The taxi drops me off at Reem al Bawadi, a Lebanese restaurant I’ve never been to before and makes the eatieries in Edgware Road look bland in comparison. As I walk up the short steps, I feel my heart pounding against my ribcage. There are plants and leaves hanging from the walls and ceiling, old Middle Eastern ornaments in every corner, live Arabic music as well as the faint hum of voices and fragrant whisps of apple shisha wafting through the air. The atmosphere is so warm and reminiscent of sticky summers in Beirut, that I slowly begin to relax and feel at ease.
In the far left-hand corner, I spot the group and I navigate my way around tables, chairs and glass shishas, praying that I don’t knock one over, and approach the table. I feel slightly awkward as I mumble ‘hi’ in a timid voice but even that melts away as The Goddess jumps up, exclaims ‘Sugar, hi, how are you?’ in a loud, friendly voice and plants the customary kisses on my cheeks. I shake hands with everyone else (Hijabis here don’t seem to mind shaking hands with non-related guys which is fine by me) and sit down at the nearest available seat. After I plant my big behind on the chair, bumping into my neighbour and almost knocking over a tall glass of a crazy looking fruit cocktail kinda drink, I realise I'm sitting next to Goldenboy.

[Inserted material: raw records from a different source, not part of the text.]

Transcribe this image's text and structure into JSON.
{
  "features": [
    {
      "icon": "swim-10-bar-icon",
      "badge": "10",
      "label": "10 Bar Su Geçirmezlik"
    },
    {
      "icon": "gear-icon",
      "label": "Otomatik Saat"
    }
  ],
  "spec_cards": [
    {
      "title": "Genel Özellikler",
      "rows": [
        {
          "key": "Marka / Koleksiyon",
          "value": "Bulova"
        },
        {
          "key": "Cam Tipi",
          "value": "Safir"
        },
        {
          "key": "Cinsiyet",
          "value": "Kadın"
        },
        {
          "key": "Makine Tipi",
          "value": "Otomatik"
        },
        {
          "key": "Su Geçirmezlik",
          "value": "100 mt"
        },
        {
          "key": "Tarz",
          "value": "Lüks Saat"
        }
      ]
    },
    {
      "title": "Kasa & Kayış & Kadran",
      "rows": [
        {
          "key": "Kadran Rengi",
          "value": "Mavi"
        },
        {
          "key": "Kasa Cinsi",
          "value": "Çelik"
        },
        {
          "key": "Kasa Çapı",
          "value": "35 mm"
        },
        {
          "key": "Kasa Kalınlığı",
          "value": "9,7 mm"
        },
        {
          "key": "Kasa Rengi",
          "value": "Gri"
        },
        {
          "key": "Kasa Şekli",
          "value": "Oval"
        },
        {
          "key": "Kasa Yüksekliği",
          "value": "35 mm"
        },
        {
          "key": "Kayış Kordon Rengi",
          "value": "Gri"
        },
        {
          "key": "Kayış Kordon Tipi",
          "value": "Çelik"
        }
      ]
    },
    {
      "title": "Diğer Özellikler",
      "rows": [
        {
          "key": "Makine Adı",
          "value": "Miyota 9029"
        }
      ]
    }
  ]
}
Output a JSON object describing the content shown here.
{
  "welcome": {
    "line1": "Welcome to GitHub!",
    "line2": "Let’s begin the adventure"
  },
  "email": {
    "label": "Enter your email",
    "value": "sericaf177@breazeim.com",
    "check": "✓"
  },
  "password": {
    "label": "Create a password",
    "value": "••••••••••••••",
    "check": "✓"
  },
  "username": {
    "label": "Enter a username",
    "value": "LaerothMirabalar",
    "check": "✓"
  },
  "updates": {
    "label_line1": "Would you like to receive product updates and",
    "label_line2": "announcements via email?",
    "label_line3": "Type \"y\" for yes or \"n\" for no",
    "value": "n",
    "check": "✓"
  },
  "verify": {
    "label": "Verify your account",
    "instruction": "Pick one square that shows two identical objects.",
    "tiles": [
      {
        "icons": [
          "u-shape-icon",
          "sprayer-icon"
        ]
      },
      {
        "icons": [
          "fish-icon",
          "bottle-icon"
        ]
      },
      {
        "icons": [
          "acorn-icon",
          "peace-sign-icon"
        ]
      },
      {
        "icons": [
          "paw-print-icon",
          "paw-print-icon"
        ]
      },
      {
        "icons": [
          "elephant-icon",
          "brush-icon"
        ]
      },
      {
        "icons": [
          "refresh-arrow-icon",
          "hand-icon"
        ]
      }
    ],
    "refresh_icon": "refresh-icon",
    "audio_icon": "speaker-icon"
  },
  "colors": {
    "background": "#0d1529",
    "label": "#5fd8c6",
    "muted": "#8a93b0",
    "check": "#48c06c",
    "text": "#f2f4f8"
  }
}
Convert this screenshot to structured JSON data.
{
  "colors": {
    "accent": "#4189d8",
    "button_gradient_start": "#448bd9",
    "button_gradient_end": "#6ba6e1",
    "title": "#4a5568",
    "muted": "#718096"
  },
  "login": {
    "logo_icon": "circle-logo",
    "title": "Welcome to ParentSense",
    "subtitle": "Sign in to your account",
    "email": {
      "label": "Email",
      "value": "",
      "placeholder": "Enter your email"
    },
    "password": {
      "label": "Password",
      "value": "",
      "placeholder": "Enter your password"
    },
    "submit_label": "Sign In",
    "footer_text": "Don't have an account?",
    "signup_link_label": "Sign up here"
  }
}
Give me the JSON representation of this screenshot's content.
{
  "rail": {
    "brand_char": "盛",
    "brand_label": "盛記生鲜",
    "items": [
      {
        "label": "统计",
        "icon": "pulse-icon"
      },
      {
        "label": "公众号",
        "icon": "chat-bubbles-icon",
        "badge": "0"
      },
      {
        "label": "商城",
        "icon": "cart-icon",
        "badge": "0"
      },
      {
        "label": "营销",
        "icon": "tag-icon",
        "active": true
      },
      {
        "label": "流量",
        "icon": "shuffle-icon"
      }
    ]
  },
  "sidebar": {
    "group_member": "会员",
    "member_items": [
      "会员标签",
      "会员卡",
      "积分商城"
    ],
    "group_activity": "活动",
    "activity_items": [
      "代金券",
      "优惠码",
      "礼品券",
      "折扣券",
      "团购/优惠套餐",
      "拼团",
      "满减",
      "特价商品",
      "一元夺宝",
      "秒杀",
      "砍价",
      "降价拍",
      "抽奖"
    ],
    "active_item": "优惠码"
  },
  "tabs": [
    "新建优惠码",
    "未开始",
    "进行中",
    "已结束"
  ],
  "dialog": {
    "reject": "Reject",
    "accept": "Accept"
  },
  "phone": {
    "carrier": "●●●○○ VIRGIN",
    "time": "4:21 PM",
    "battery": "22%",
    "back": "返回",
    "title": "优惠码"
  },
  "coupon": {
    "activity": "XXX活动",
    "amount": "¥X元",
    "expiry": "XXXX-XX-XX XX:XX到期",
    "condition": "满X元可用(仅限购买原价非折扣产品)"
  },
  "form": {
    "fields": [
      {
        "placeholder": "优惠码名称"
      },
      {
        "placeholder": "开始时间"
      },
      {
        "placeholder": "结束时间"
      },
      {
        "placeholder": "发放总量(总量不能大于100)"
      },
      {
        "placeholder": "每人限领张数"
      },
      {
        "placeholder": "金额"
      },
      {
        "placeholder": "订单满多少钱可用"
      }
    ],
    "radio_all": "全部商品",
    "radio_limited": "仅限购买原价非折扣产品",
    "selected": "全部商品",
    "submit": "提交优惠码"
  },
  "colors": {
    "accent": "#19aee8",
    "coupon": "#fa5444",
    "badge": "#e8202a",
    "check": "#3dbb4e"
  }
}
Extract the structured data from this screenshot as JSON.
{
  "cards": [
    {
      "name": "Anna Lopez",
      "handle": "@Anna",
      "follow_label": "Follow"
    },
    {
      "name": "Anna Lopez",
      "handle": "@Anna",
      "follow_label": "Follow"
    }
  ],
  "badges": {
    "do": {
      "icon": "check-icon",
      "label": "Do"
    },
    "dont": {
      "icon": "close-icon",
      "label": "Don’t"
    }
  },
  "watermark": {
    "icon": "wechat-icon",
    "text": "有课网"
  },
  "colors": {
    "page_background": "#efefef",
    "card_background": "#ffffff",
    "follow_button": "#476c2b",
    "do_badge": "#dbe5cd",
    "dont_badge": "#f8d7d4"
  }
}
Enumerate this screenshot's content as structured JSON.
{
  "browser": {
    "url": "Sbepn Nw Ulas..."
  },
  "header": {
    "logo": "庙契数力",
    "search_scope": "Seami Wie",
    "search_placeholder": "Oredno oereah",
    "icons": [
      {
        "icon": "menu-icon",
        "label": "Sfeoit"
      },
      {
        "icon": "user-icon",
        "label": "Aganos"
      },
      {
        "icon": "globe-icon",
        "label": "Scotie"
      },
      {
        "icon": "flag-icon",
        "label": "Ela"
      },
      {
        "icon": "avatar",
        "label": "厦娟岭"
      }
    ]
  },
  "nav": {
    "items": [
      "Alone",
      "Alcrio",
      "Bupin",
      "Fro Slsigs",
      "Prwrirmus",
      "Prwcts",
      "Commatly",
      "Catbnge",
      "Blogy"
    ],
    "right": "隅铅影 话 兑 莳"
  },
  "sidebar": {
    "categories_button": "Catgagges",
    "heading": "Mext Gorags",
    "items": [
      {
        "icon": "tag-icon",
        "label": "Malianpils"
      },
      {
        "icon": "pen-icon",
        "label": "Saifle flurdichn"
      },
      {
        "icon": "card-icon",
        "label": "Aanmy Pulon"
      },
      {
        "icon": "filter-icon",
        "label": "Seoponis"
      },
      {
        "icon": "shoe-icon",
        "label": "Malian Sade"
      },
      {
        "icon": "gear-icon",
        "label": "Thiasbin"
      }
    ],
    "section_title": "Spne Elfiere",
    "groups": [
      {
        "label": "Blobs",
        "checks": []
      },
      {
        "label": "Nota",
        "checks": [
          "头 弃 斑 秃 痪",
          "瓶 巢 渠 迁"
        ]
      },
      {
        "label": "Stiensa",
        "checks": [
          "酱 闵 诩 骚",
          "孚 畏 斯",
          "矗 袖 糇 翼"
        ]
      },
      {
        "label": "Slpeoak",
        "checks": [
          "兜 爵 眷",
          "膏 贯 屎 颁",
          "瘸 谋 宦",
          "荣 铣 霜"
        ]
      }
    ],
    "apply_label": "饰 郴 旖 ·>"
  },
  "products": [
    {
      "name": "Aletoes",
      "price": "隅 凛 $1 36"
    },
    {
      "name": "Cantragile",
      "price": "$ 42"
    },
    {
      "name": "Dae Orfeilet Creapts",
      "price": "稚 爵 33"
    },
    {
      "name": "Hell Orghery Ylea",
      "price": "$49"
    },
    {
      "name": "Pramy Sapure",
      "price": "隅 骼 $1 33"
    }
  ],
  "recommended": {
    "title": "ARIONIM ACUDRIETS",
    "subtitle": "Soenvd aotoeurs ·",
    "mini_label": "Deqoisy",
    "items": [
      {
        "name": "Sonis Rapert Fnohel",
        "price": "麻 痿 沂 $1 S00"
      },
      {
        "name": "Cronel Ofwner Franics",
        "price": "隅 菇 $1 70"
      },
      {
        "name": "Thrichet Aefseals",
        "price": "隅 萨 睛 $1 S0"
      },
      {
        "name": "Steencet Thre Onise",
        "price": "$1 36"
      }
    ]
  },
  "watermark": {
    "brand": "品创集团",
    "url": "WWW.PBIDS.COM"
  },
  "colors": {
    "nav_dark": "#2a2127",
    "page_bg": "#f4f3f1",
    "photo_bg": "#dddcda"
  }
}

“Ahlan,” he says, smiling warmly. It’s the first time he’s spoken to me. He's wearing a black shirt with jeans, and he too has a beautiful tan that, against his shirt, looks simply delicious. His evening attire, along with the way he said 'Ahlan' in that accent, is all a bit too hot for me and I feel my face turning the same colour as my scarf. I've always had a thing for Arabs, with their sexy manliness and slightly dominating nature. My heart starts thudding again and I silently beg Allah not to let him hear it.
“Thanks,” I reply stupidly, not knowing how else to reply to the greeting. Ahlan means 'welcome' right? He is obviously confused by my answer.
“Keefik enti?” he tries again, frowning slightly. Not with condescendence, but with befuddlement.
“Um… ana la atakallam al ‘arabiya,” (I don’t speak Arabic) I answer sheepishly. In classical, Qur'anic Arabic. The Goddess, who overhears the awkward exchange, bursts into peals of laughter and explains something to the group in fast, incomprehensible Arabic and soon, they are all laughing.
‘Sorry,” Goldenboy says with a grin. “I thought you were Arab – you look Palestinian.”
“It’s okay,” I reply with a shrug, secretly feeling thrilled. For some reason, I don’t want him to know I’m Indian, and I don’t want him to think I’m Egyptian either. I just want to be me, Sugar, without all these extra labels.
We don’t say much else to each other throughout the evening, and although I’m glad to be with people other than my host family, it’s hard trying to have fun when everyone around you speaks a language you don’t understand, and never had any connection with outside the mosque. Sometimes, they look at my blank face and remember to translate jokes and anecdotes, and I force a laugh, losing a lot of the meaning and humour in translation.
That night, as I lie in my bed, the drum beats still ringing in my ears, I feel a sudden pang of longing for my friends back home. I miss Yasmine’s quirkiness, Stephanie's craziness and Ellen's wit. I miss the comfortable feeling of knowing exactly who I am, where I am, what my existence on this planet means. But it's all my fault that I had to leave everything I had ever known.
Beneath the ache and the disorientation though, there lies a dangerous tingle of excitement. I fall asleep thinking of Goldenboy’s beautiful, copper coloured eyes with the tiniest specks of amber. I fall asleep smiling.